The other day, news broke in Switzerland that the government plans to hold a non-public consultation over the ever-rising Swiss Franc. This sparked a public debate about what the Swiss National Bank could do to stem the tide. While there is no point in me
voicing an opinion about what should be done, let’s look what we can learn from this debate for risk management: building scenarios based on the past. Sounds familiar? Isn’t that the usual approach in risk management (and what got all of us in big trouble)
Consider the following set-up: the Swiss Franc went for a secular rise during 2010, mainly because European Sovereign Debt markets were (and still are) ablaze due to unsustainable fiscal stances. The Swiss Franc, historically a safe haven for those who seek
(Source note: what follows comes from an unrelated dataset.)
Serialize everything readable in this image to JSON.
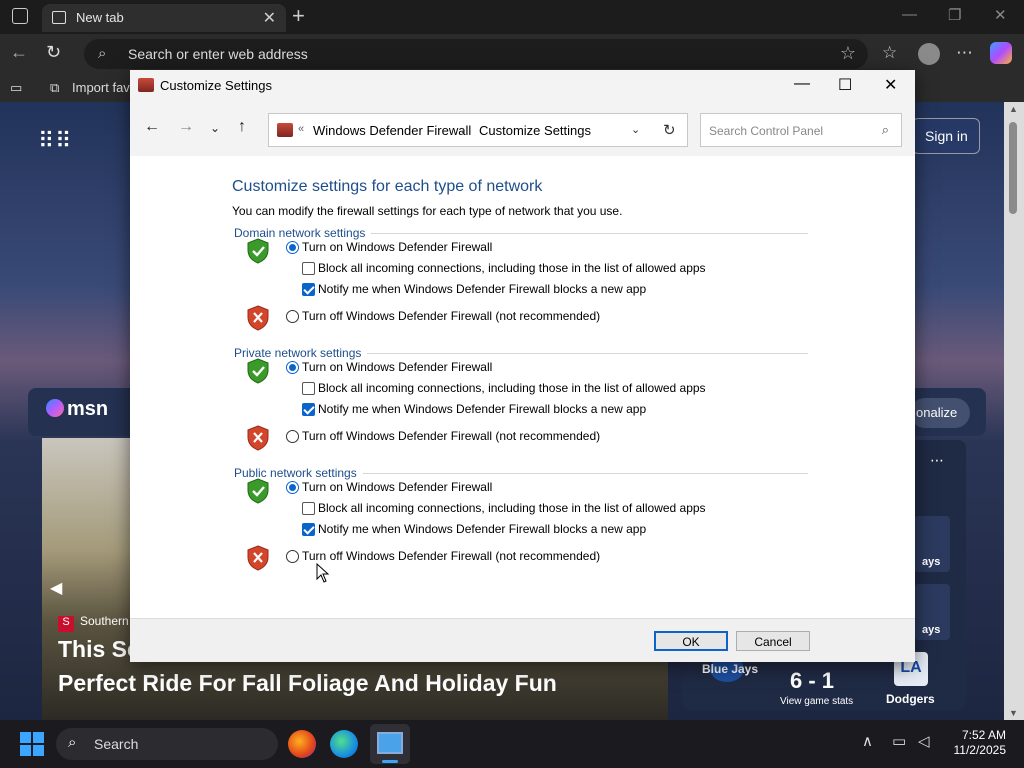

protection from devaluation and political unrest, is a very important risk factor for the Swiss economy given that the exporting industry’s terms of trade worsen every time the Swissie goes up. Stemming the tide using open market operations has been tried
during 2010 with limited success. So what’s next?
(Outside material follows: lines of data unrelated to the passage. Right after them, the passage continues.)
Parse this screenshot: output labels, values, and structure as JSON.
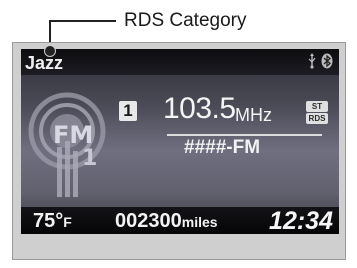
{
  "callout": {
    "label": "RDS Category"
  },
  "display": {
    "category": "Jazz",
    "band_logo": "FM",
    "band_number": "1",
    "preset": "1",
    "frequency": "103.5",
    "frequency_unit": "MHz",
    "stereo_badge": "ST",
    "rds_badge": "RDS",
    "station_name": "####-FM",
    "status_icons": [
      "usb-icon",
      "bluetooth-icon"
    ]
  },
  "bottom": {
    "temperature": "75°",
    "temperature_unit": "F",
    "odometer": "002300",
    "odometer_unit": "miles",
    "clock": "12:34"
  },
  "colors": {
    "screen_top": "#2f2f36",
    "screen_mid": "#6f6f80",
    "bar": "#0d0d10",
    "text": "#f2f2f2",
    "frame": "#cfcfcf"
  }
}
Obviously, commentators quickly picked up this fairly popular topic and went looking for a past episode (which is rather easy in the monetary history of Switzerland). Negative interest rates on foreign Swiss Franc deposits and Gentlemen’s Agreements with
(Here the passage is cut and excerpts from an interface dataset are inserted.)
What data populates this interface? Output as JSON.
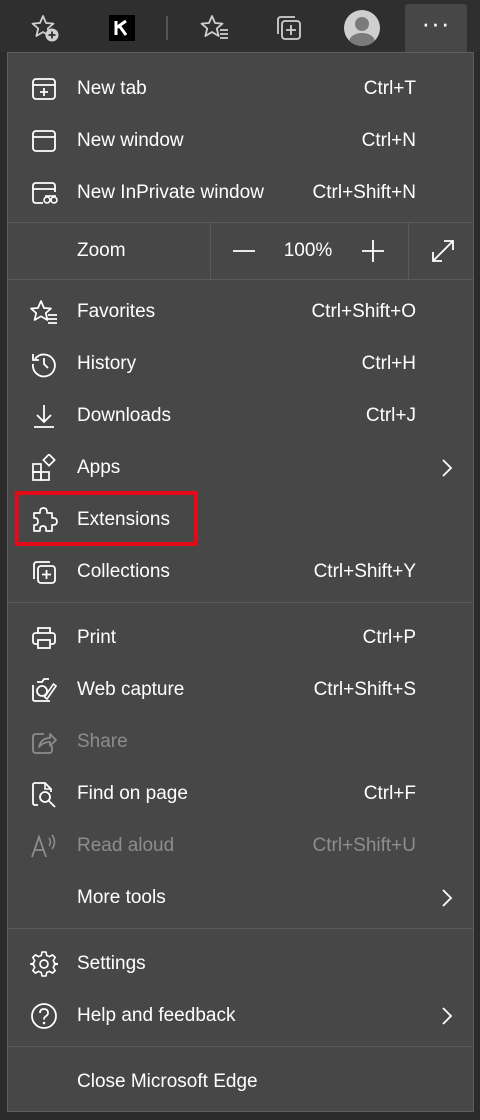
{
  "toolbar": {
    "items": [
      {
        "name": "favorites-add-icon"
      },
      {
        "name": "k-extension-icon",
        "label": "K"
      },
      {
        "name": "favorites-icon"
      },
      {
        "name": "collections-icon"
      },
      {
        "name": "profile-avatar-icon"
      },
      {
        "name": "more-options-icon",
        "label": "···"
      }
    ]
  },
  "menu": {
    "new_tab": {
      "label": "New tab",
      "shortcut": "Ctrl+T"
    },
    "new_window": {
      "label": "New window",
      "shortcut": "Ctrl+N"
    },
    "new_inprivate": {
      "label": "New InPrivate window",
      "shortcut": "Ctrl+Shift+N"
    },
    "zoom": {
      "label": "Zoom",
      "value": "100%"
    },
    "favorites": {
      "label": "Favorites",
      "shortcut": "Ctrl+Shift+O"
    },
    "history": {
      "label": "History",
      "shortcut": "Ctrl+H"
    },
    "downloads": {
      "label": "Downloads",
      "shortcut": "Ctrl+J"
    },
    "apps": {
      "label": "Apps"
    },
    "extensions": {
      "label": "Extensions"
    },
    "collections": {
      "label": "Collections",
      "shortcut": "Ctrl+Shift+Y"
    },
    "print": {
      "label": "Print",
      "shortcut": "Ctrl+P"
    },
    "web_capture": {
      "label": "Web capture",
      "shortcut": "Ctrl+Shift+S"
    },
    "share": {
      "label": "Share"
    },
    "find_on_page": {
      "label": "Find on page",
      "shortcut": "Ctrl+F"
    },
    "read_aloud": {
      "label": "Read aloud",
      "shortcut": "Ctrl+Shift+U"
    },
    "more_tools": {
      "label": "More tools"
    },
    "settings": {
      "label": "Settings"
    },
    "help_feedback": {
      "label": "Help and feedback"
    },
    "close_edge": {
      "label": "Close Microsoft Edge"
    }
  },
  "colors": {
    "menu_bg": "#474747",
    "toolbar_bg": "#2f2f2f",
    "highlight": "#e30b17",
    "disabled_text": "#8d8d8d"
  }
}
banks against currency speculation were first to be cited. Now, that’s all very well, since these measures were implemented in the 1970s, when Bretton Woods was on its deathbed and the Swissie rose like a homesick angel. And because the international currency
system is experiencing tremors as we speak, surely measures of this kind could be adequate.
Save for the dose of over-simplification and the slight whiff of populism that virtually always hang over the debate on over-valued currencies, diligent analysis definitely needs to account for the exact chain of events that led to decisions when they were
taken. When looking into the chain of events that lead to foreign-exchange fees charged on foreign depositors (aka “negative interest rates”) and the Gentlemen’s Agreements against speculation, one quickly discovers that the market microstructure has fundamentally
changed since then (just consider new participants in the market, like the much-reviled hedge funds, or new technology, like CLS or algorithmic trading). Hence, ideas of superimposing such scenarios on today’s environment are to be taken with a pinch of salt.
Which brings us back to risk management. The current emphasis on stress testing for both liquidity and capital, combined with the momentous changes we are witnessing, definitely calls for the inclusion of past events, and be it only for orders of magnitude
of certain factors. However, because we come out of a period of relative calm and because market infrastructure, market structures and indeed technology have changed over the last 20-odd years, utmost care is needed when analyzing historical data. So, when
investigating on how history might repeat itself, careful analysis of markets, chains of events and the then current regulatory environment are all to be taken into consideration when formulating scenarios for historical analyses.
So, while may have been trained (and very well) to apply stochastics to root out the limits of our imagination, re-learning to assess structures seems to be de rigeur going forward. To add insult to injury, one scenario only represents one chain of events,
thus a whole range of scenarios need to be considered. This may sound sobering, given that the regulatory tsunami makes what is an already stressful period for risk managers even more stressful. But consider for a second the benefits of careful scenario building.
Simulating scenarios on portfolios, business models, whole balance sheets even, take –if well formulated and broadly accepted- a pivotal role in transforming stress testing exercises from merely reporting risks to supporting actual business decisions. This
in itself is highly valuable for organizations, since risk management will get more deeply engrained into their culture. The process of formulating, exploring and criticizing scenarios acts as a catalyst between business and risk management and helps, by anticipating
future developments, financial institutions to steer clear of future icebergs. Hence, as much as it is useful to have healthy debates on currency issues in public, boardrooms and risk offices can leverage a good argument for Basel III.